There had been some thought that the NFL would be in better shape than other leagues because it had more time to wait out the coronavirus pandemic before playing games.
However, with the virus not only still present, but once again spiking in the United States, the reality that the NFL season will in fact be impacted is beginning to set in.
Half of all preseason games have already been canceled and teams are bracing for the likelihood of having no fans or a reduced number of fans at games, with the Ravens and Chiefs already announcing plans for reduced capacity.
As we’ve seen in other sports, most notably baseball, with this new reality comes an economic showdown between owners and players about how to handle the loss of revenue.
And as we saw with baseball, that showdown is already spilling into public view. On Tuesday, NFL Media’s Tom Pelissero reported that the NFL Players Association informed its board of representatives that the league was proposing that 35% of player salaries be held in escrow to help manage costs during the 2020 season.
According to Pelissero, the response from NFLPA executive Don Davis to the league was, “Basically, we told them to kick rocks.”
Davis, who won two Super Bowls with the Patriots in 2003 and 2004, joined Ordway, Merloni and Fauria on Wednesday (listen to the full interview here) to expand on the negotiations with the league and that first offer that he views as “a bit outrageous.”
“When they’re asked to take a pay cut, typically that is the reaction,” Davis told OMF. “Nobody should really be surprised about that. Any time you’re in a contract dispute or you’re asked to take less money, I think that’s your first reaction, all of us.
“…I think any time you’re in a labor and management disagreement, contract, negotiation, I think you have two sides that tend to be on opposite sides,” Davis continued. “They tend to be divergent. However, I think both sides understand the dynamics that are in play, and neither side could have predicted or prepared for what we are currently experiencing with this novel and emerging virus called COVID-19. I think it’s in both of our interests to continue to discuss it and figure out ways to mitigate losses to the game. But I think that first and opening ask was a bit outrageous.”
Sr. Director of Player Affairs for @NFLPA (and former #Patriots LB) Don Davis joined @LouMerloni & @christianfauria and said the initial escrow offer from the #NFL was, "a bit outrageous." Full interview: https://t.co/r3oLn3eIHs Watch OMF M-F 2-6pm ➡️ https://t.co/8GsskI27S4 pic.twitter.com/Lle4A1jhxl
— OMF (@OMFonWEEI) July 8, 2020
“When you go at a 10,000-square-foot level,” Davis said, “and you just look at what reason would say, then what you’re saying is, ‘Four preseason games are not in the best health and safety of players based on COVID, but guess what? Good news, two are totally fine.’ That’s a tough position to take, right? The position of the PA isn’t, ‘Have no preseason games.’ That’s not the narrative at all. I know that’s out there.

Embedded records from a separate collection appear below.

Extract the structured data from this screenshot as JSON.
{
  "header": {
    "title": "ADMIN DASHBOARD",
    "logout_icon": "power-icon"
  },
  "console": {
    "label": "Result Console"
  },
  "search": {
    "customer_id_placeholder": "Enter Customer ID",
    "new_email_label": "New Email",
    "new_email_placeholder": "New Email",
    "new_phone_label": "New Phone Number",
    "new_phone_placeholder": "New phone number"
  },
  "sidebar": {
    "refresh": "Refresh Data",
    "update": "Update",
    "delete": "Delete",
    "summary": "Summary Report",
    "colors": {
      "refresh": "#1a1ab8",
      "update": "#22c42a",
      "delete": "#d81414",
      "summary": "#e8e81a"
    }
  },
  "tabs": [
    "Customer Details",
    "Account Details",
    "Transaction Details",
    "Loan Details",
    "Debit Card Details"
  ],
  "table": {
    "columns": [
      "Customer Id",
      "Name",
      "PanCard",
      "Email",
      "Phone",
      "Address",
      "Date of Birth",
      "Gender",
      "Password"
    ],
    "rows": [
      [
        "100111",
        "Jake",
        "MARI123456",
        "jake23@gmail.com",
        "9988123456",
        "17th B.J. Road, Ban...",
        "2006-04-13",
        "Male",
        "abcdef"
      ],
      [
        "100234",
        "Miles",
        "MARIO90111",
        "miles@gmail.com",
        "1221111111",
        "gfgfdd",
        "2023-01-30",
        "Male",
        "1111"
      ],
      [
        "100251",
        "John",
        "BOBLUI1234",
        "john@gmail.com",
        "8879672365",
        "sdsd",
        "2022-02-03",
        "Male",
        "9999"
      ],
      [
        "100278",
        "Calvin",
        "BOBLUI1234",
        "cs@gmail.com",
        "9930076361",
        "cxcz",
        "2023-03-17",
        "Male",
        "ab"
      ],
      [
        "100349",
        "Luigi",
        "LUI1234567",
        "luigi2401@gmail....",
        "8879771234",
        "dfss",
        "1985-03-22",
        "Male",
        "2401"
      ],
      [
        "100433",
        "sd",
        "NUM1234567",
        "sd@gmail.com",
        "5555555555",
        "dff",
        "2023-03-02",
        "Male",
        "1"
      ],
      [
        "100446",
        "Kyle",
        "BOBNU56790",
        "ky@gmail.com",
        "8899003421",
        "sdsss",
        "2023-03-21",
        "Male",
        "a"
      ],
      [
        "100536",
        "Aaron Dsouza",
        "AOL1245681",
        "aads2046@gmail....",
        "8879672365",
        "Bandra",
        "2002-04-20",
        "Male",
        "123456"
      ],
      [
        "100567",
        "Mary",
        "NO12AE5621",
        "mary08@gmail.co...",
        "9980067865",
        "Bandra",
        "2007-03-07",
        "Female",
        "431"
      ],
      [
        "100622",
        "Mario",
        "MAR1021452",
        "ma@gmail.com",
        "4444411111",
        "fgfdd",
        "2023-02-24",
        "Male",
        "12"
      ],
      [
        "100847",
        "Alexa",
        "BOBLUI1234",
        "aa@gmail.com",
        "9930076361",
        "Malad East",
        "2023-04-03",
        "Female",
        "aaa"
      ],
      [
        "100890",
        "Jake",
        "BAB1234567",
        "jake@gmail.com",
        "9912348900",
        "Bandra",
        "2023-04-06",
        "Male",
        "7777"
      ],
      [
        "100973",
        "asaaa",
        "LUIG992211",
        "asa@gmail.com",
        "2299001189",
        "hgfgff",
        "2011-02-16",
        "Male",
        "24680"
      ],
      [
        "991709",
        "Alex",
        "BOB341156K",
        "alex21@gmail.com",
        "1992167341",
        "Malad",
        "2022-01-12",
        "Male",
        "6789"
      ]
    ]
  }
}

The position is, ‘Can you tell us how playing four is problematic, but playing two is OK?’”
Davis said players are also concerned about the ramp-up schedule, as he says the NFL has decided to discard a schedule that a joint committee had come up with that laid out the time period it would take to safely get ready for the season with all the new precautions and protocols in place.

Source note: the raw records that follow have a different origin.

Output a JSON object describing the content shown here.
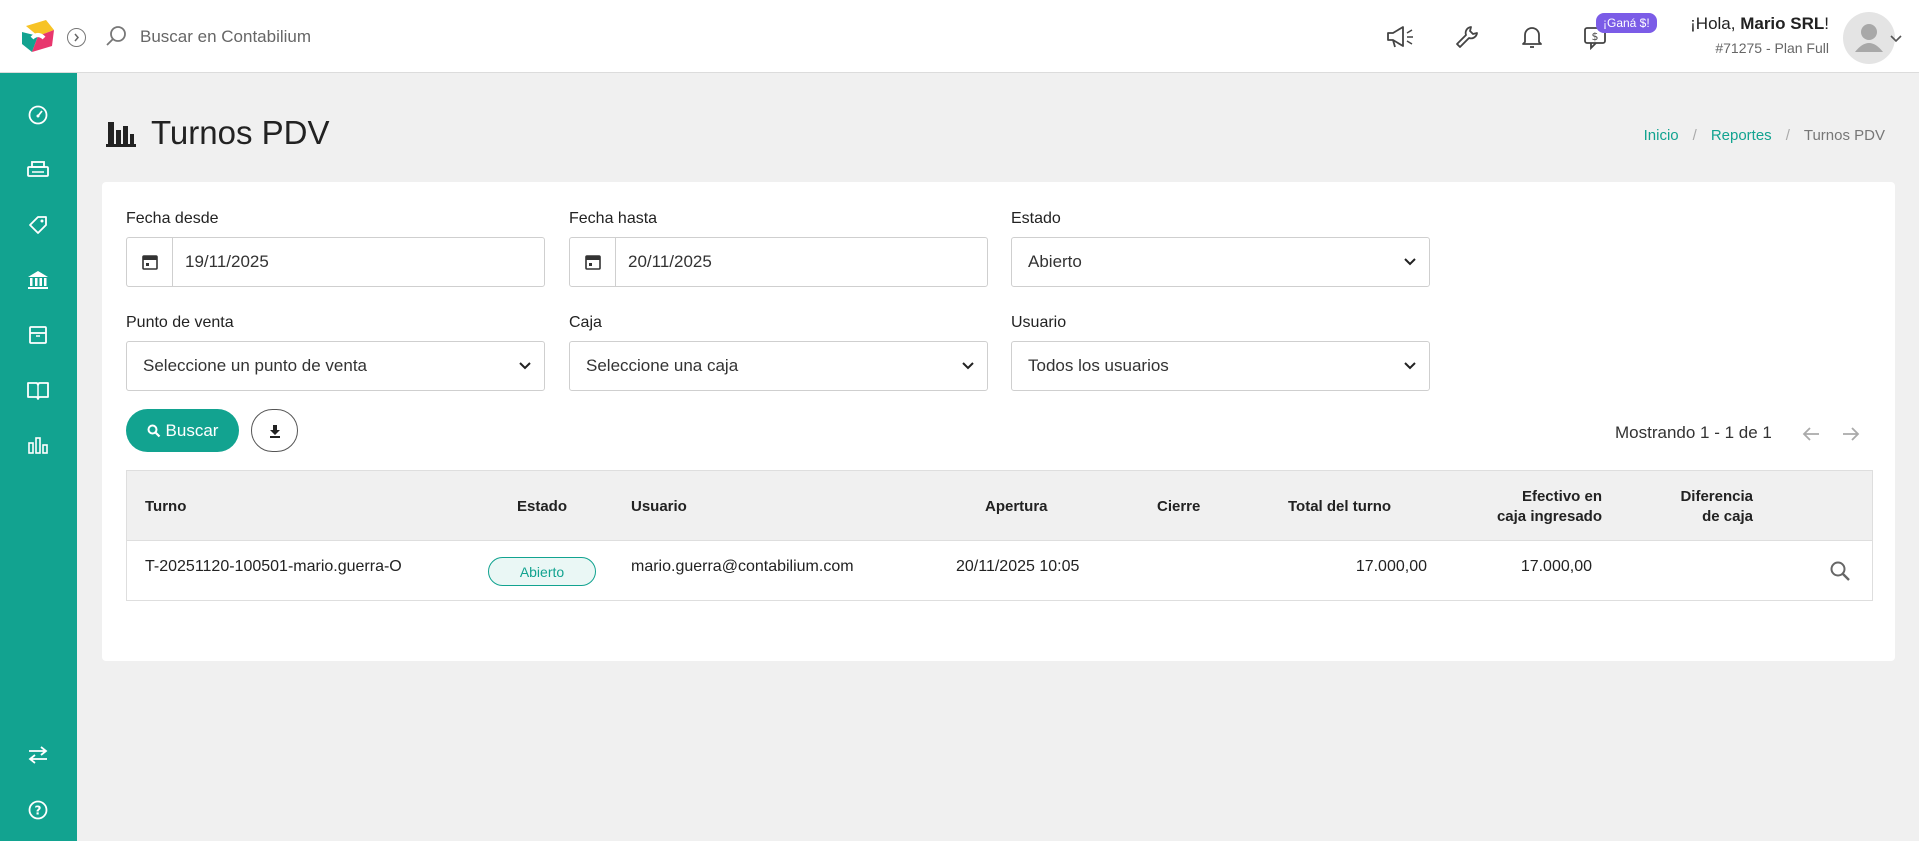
{
  "search": {
    "placeholder": "Buscar en Contabilium"
  },
  "header": {
    "badge": "¡Ganá $!",
    "greeting_prefix": "¡Hola, ",
    "user_name": "Mario SRL",
    "greeting_suffix": "!",
    "plan": "#71275 - Plan Full"
  },
  "page": {
    "title": "Turnos PDV"
  },
  "breadcrumb": {
    "home": "Inicio",
    "reports": "Reportes",
    "current": "Turnos PDV",
    "separator": "/"
  },
  "filters": {
    "fecha_desde_label": "Fecha desde",
    "fecha_desde_value": "19/11/2025",
    "fecha_hasta_label": "Fecha hasta",
    "fecha_hasta_value": "20/11/2025",
    "estado_label": "Estado",
    "estado_value": "Abierto",
    "punto_label": "Punto de venta",
    "punto_value": "Seleccione un punto de venta",
    "caja_label": "Caja",
    "caja_value": "Seleccione una caja",
    "usuario_label": "Usuario",
    "usuario_value": "Todos los usuarios"
  },
  "actions": {
    "search_label": "Buscar"
  },
  "pagination": {
    "text": "Mostrando 1 - 1 de 1"
  },
  "table": {
    "headers": {
      "turno": "Turno",
      "estado": "Estado",
      "usuario": "Usuario",
      "apertura": "Apertura",
      "cierre": "Cierre",
      "total": "Total del turno",
      "efectivo_1": "Efectivo en",
      "efectivo_2": "caja ingresado",
      "diferencia_1": "Diferencia",
      "diferencia_2": "de caja"
    },
    "rows": [
      {
        "turno": "T-20251120-100501-mario.guerra-O",
        "estado": "Abierto",
        "usuario": "mario.guerra@contabilium.com",
        "apertura": "20/11/2025 10:05",
        "cierre": "",
        "total": "17.000,00",
        "efectivo": "17.000,00",
        "diferencia": ""
      }
    ]
  },
  "colors": {
    "accent": "#12a390",
    "badge": "#7b5ce7",
    "background": "#f0f0f0"
  },
  "icons": {
    "sidebar": [
      "dashboard-icon",
      "printer-icon",
      "tag-icon",
      "bank-icon",
      "box-icon",
      "book-icon",
      "bar-chart-icon",
      "transfer-icon",
      "help-icon"
    ],
    "topbar": [
      "megaphone-icon",
      "wrench-icon",
      "bell-icon",
      "money-chat-icon"
    ]
  }
}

“We have a joint committee, several joint committees, that have provided recommendations as to what constitutes risk mitigation and what’s the best and safest way for players to play,” Davis said. “One of those committees is our return to work committee. That committee, jointly hired folks from both sides, came up with a schedule that we called an acclimation period schedule.
“What their goal was if everybody, in light of COVID, and we have to assume the lowest common denominator of a guy who’s locked down in a state and hasn’t been able to do anything beyond push-ups and sit-ups and running outside, what would it take to safely protect that player and get him ready for one game? They came up with a six-week, almost six-and-a-half-week ramp-up period that has three basic kind of areas.
“There’s testing, there’s strength and conditioning that happens for a time with all these measures and all these protocols, then you go into an OTA kind of period, and then you get to contact integration where you finally get to football. That six weeks, that joint committee put that in place as a recommendation. The NFL has decided that wasn’t good enough because you can’t do that and fit it in without canceling the preseason.
“So because preseason is so important, we’re going to cancel that recommendation from a committee that you just signed. They gave their recommendation, but we’re going to alter it and now we’re going to do those same periods but in two days here and three days there. That’s one way you could really say, ‘You know what, we believe that in the best interest of the players, based on the recommendation of this committee that is full of experts, we’re going to abide by that schedule.’ That would be a big step.”